#### Element data from apps and pages:
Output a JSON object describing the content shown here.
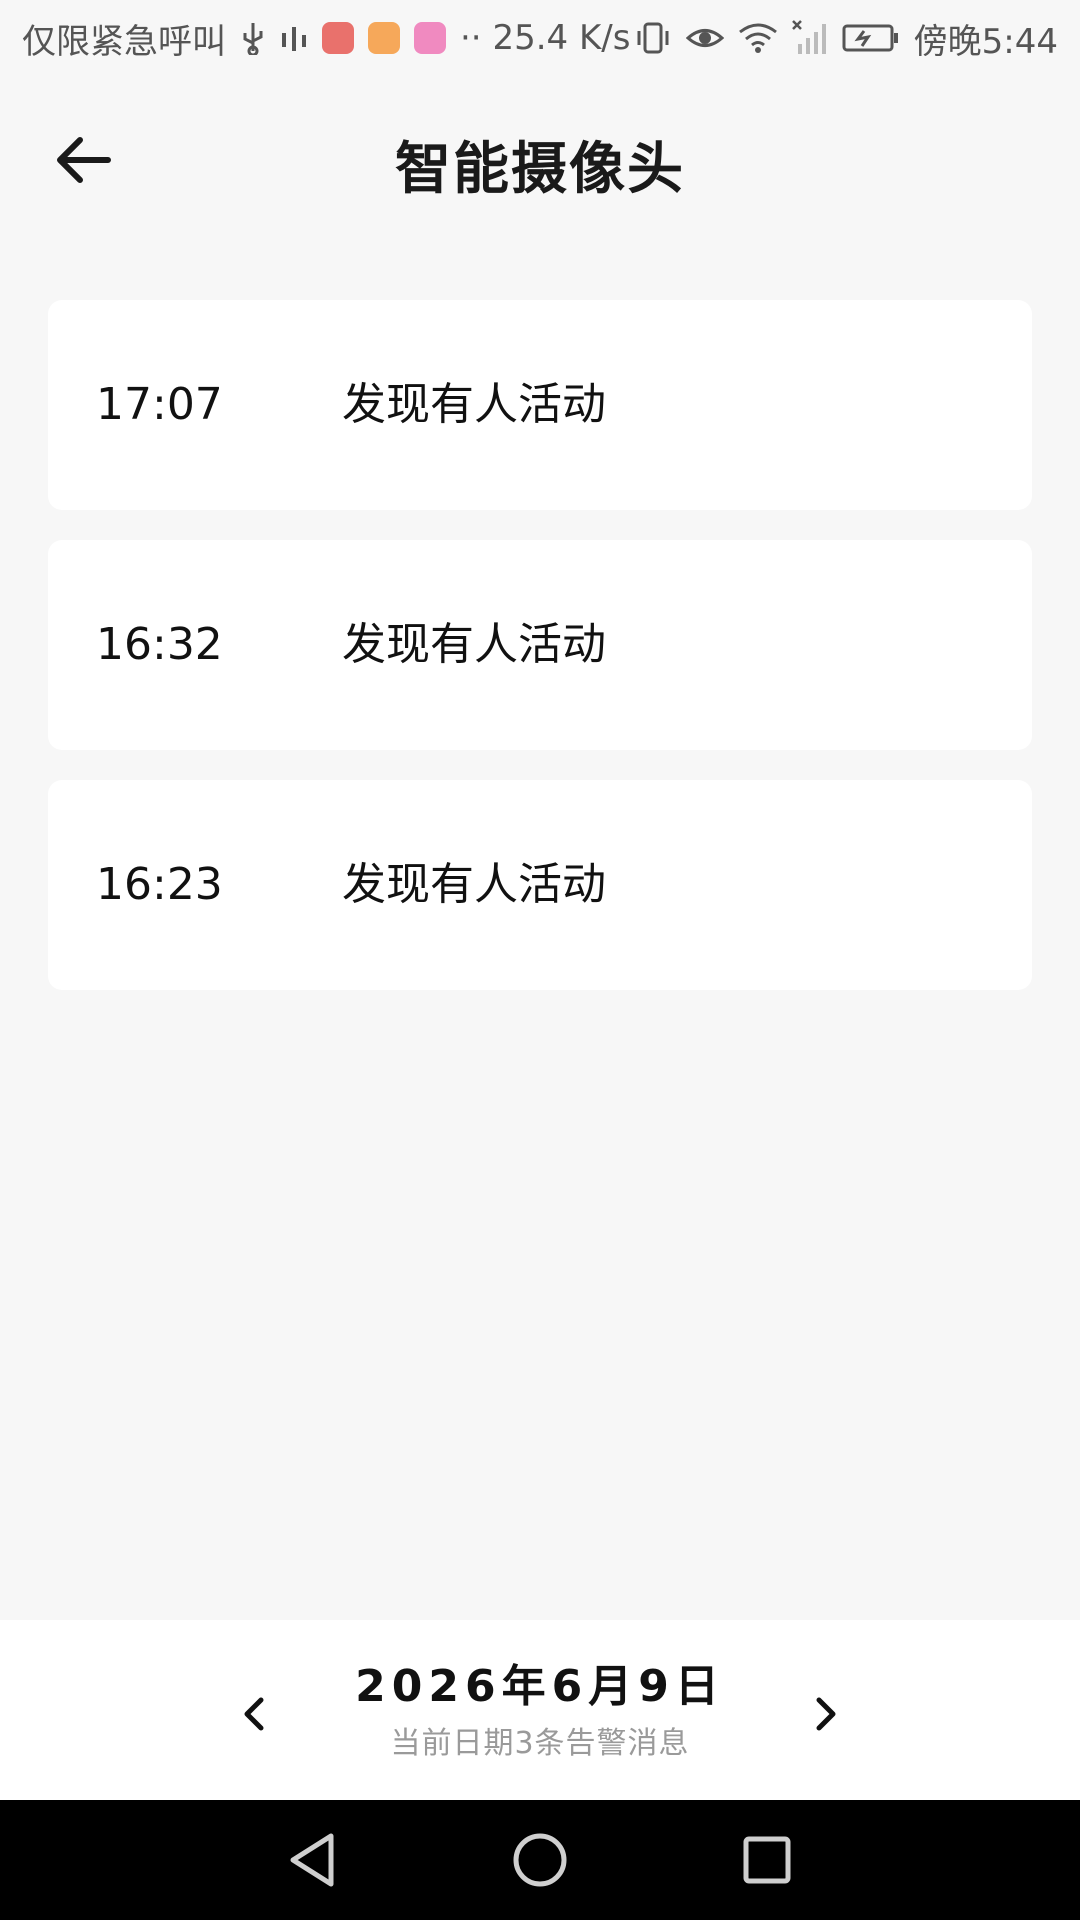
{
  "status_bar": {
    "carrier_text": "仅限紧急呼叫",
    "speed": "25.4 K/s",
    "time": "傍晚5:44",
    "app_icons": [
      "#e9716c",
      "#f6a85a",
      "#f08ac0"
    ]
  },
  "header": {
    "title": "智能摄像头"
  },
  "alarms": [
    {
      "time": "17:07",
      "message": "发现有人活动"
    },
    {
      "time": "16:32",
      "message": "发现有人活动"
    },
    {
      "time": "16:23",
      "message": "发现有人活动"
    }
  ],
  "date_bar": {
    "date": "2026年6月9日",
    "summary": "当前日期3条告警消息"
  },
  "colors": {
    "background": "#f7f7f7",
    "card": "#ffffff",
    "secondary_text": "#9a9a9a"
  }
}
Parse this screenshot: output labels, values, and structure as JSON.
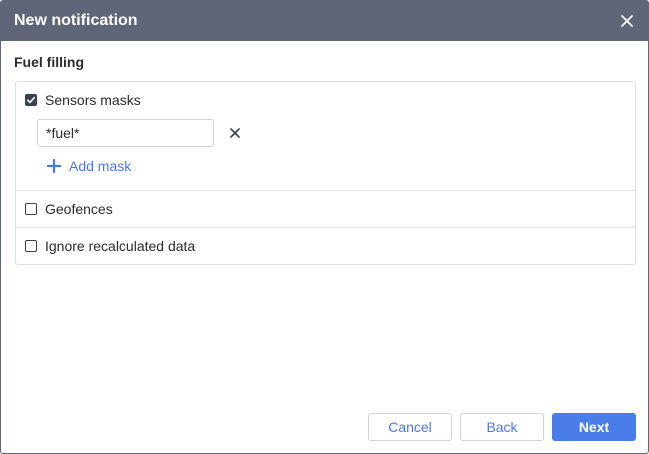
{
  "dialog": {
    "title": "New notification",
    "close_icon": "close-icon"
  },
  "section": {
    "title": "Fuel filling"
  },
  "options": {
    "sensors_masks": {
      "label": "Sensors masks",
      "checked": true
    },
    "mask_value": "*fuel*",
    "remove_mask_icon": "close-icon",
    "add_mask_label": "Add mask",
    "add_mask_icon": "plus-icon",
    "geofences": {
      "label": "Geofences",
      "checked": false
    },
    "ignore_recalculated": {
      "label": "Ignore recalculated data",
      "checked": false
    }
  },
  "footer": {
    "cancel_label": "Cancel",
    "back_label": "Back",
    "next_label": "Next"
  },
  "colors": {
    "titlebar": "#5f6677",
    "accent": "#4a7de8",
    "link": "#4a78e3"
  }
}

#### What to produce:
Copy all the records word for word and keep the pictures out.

#### Result:
Output a JSON object describing the content shown here.
{
  "status_bar": {
    "carrier_text": "仅限紧急呼叫",
    "speed": "25.4 K/s",
    "time": "傍晚5:44",
    "app_icons": [
      "#e9716c",
      "#f6a85a",
      "#f08ac0"
    ]
  },
  "header": {
    "title": "智能摄像头"
  },
  "alarms": [
    {
      "time": "17:07",
      "message": "发现有人活动"
    },
    {
      "time": "16:32",
      "message": "发现有人活动"
    },
    {
      "time": "16:23",
      "message": "发现有人活动"
    }
  ],
  "date_bar": {
    "date": "2026年6月9日",
    "summary": "当前日期3条告警消息"
  },
  "colors": {
    "background": "#f7f7f7",
    "card": "#ffffff",
    "secondary_text": "#9a9a9a"
  }
}
Parse this screenshot: output labels, values, and structure as JSON.
{
  "dialog": {
    "title": "New notification",
    "close_icon": "close-icon"
  },
  "section": {
    "title": "Fuel filling"
  },
  "options": {
    "sensors_masks": {
      "label": "Sensors masks",
      "checked": true
    },
    "mask_value": "*fuel*",
    "remove_mask_icon": "close-icon",
    "add_mask_label": "Add mask",
    "add_mask_icon": "plus-icon",
    "geofences": {
      "label": "Geofences",
      "checked": false
    },
    "ignore_recalculated": {
      "label": "Ignore recalculated data",
      "checked": false
    }
  },
  "footer": {
    "cancel_label": "Cancel",
    "back_label": "Back",
    "next_label": "Next"
  },
  "colors": {
    "titlebar": "#5f6677",
    "accent": "#4a7de8",
    "link": "#4a78e3"
  }
}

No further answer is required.